Stored data entries
++++++

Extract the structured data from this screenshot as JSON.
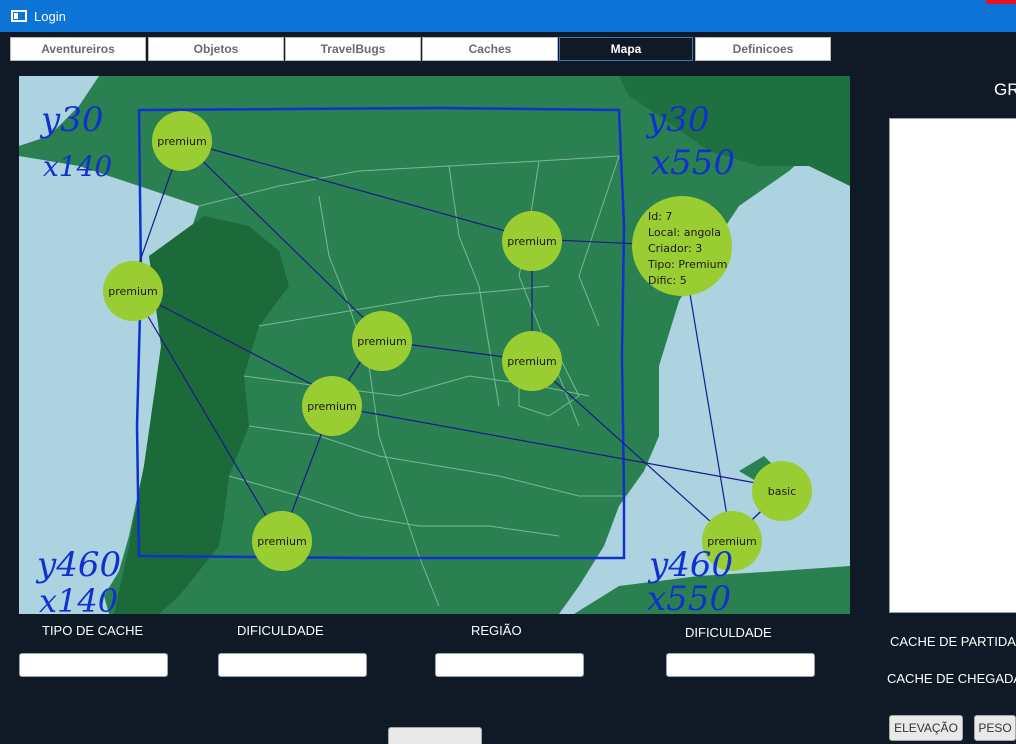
{
  "window": {
    "title": "Login"
  },
  "tabs": [
    {
      "label": "Aventureiros"
    },
    {
      "label": "Objetos"
    },
    {
      "label": "TravelBugs"
    },
    {
      "label": "Caches"
    },
    {
      "label": "Mapa",
      "active": true
    },
    {
      "label": "Definicoes"
    }
  ],
  "map": {
    "nodes": [
      {
        "id": "n1",
        "label": "premium"
      },
      {
        "id": "n2",
        "label": "premium"
      },
      {
        "id": "n3",
        "label": "premium"
      },
      {
        "id": "n4",
        "label": "premium"
      },
      {
        "id": "n5",
        "label": "premium"
      },
      {
        "id": "n6",
        "label": "premium"
      },
      {
        "id": "n7",
        "label": "premium"
      },
      {
        "id": "n8",
        "label": "premium"
      },
      {
        "id": "n9",
        "label": "basic"
      }
    ],
    "selected_info": {
      "id": "Id: 7",
      "local": "Local: angola",
      "criador": "Criador: 3",
      "tipo": "Tipo: Premium",
      "dific": "Dific: 5"
    },
    "annotations": {
      "tl_y": "y30",
      "tl_x": "x140",
      "tr_y": "y30",
      "tr_x": "x550",
      "bl_y": "y460",
      "bl_x": "x140",
      "br_y": "y460",
      "br_x": "x550"
    },
    "colors": {
      "sea": "#acd3df",
      "land": "#2a8050",
      "portugal": "#1c6a3a",
      "node": "#9acd32",
      "edge": "#1a1a8c",
      "ink": "#1030d0"
    }
  },
  "right_panel": {
    "title": "GR"
  },
  "filters": {
    "tipo_cache_label": "TIPO DE CACHE",
    "dificuldade_label": "DIFICULDADE",
    "regiao_label": "REGIÃO",
    "dificuldade2_label": "DIFICULDADE"
  },
  "route": {
    "partida_label": "CACHE DE PARTIDA",
    "chegada_label": "CACHE DE CHEGADA",
    "elevacao_button": "ELEVAÇÃO",
    "peso_button": "PESO"
  }
}
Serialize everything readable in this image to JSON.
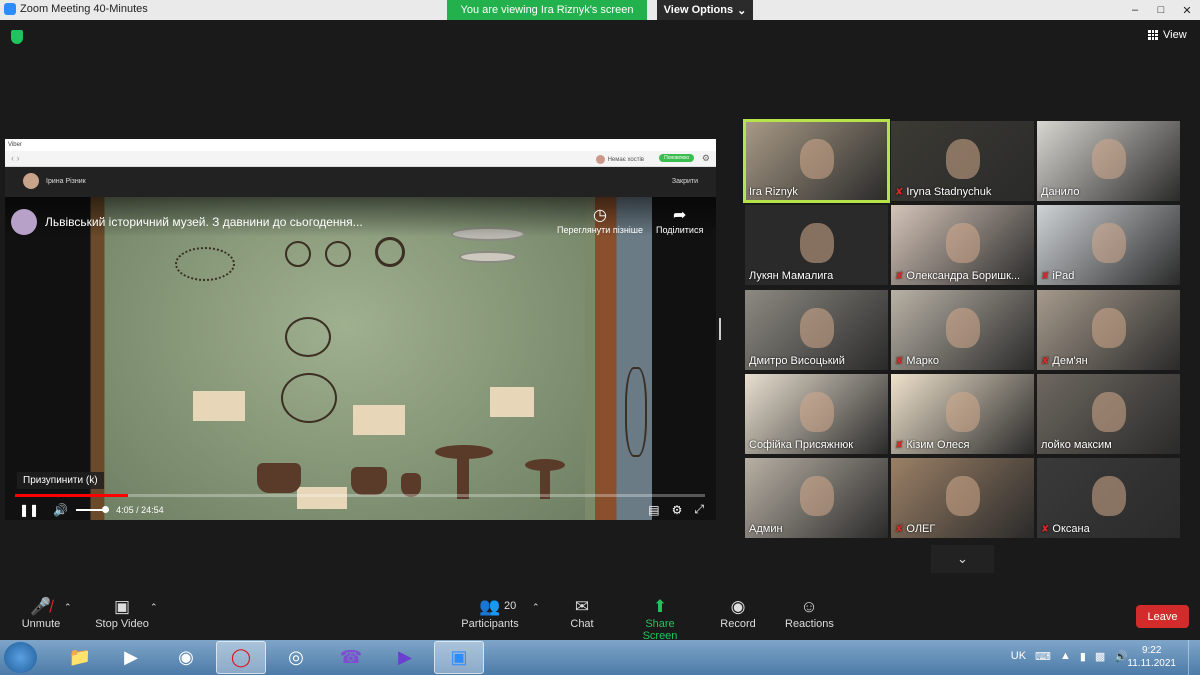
{
  "window": {
    "title": "Zoom Meeting 40-Minutes",
    "viewing_banner": "You are viewing Ira Riznyk's screen",
    "view_options": "View Options",
    "view_label": "View"
  },
  "shared_app": {
    "app_title": "Viber",
    "contact_label": "Немає хостів",
    "call_label": "Поновлюю",
    "chat_name": "Ірина Різник",
    "close_label": "Закрити"
  },
  "video": {
    "title": "Львівський історичний музей. З давнини до сьогодення...",
    "watch_later": "Переглянути пізніше",
    "share": "Поділитися",
    "pause_tooltip": "Призупинити (k)",
    "time": "4:05 / 24:54",
    "progress": 0.164
  },
  "participants": [
    {
      "name": "Ira Riznyk",
      "muted": false,
      "active": true,
      "bg": "#a89a86"
    },
    {
      "name": "Iryna Stadnychuk",
      "muted": true,
      "active": false,
      "bg": "#3b3a33"
    },
    {
      "name": "Данило",
      "muted": false,
      "active": false,
      "bg": "#d8d6d0"
    },
    {
      "name": "Лукян Мамалига",
      "muted": false,
      "active": false,
      "bg": "#2a2a2a"
    },
    {
      "name": "Олександра Боришк...",
      "muted": true,
      "active": false,
      "bg": "#d4c4b8"
    },
    {
      "name": "iPad",
      "muted": true,
      "active": false,
      "bg": "#cfd3d6"
    },
    {
      "name": "Дмитро Висоцький",
      "muted": false,
      "active": false,
      "bg": "#8d8a82"
    },
    {
      "name": "Марко",
      "muted": true,
      "active": false,
      "bg": "#b9b2a6"
    },
    {
      "name": "Дем'ян",
      "muted": true,
      "active": false,
      "bg": "#a69a8c"
    },
    {
      "name": "Софійка Присяжнюк",
      "muted": false,
      "active": false,
      "bg": "#e8dfcf"
    },
    {
      "name": "Кізим Олеся",
      "muted": true,
      "active": false,
      "bg": "#efe2cc"
    },
    {
      "name": "лойко максим",
      "muted": false,
      "active": false,
      "bg": "#6e6860"
    },
    {
      "name": "Админ",
      "muted": false,
      "active": false,
      "bg": "#b8b0a4"
    },
    {
      "name": "ОЛЕГ",
      "muted": true,
      "active": false,
      "bg": "#9b8066"
    },
    {
      "name": "Оксана",
      "muted": true,
      "active": false,
      "bg": "#3a3a3a"
    }
  ],
  "toolbar": {
    "unmute": "Unmute",
    "stop_video": "Stop Video",
    "participants": "Participants",
    "participant_count": "20",
    "chat": "Chat",
    "share_screen": "Share Screen",
    "record": "Record",
    "reactions": "Reactions",
    "leave": "Leave"
  },
  "taskbar": {
    "language": "UK",
    "time": "9:22",
    "date": "11.11.2021"
  }
}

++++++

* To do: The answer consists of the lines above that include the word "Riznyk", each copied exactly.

* Answer for the task:
    "viewing_banner": "You are viewing Ira Riznyk's screen",
      "name": "Ira Riznyk",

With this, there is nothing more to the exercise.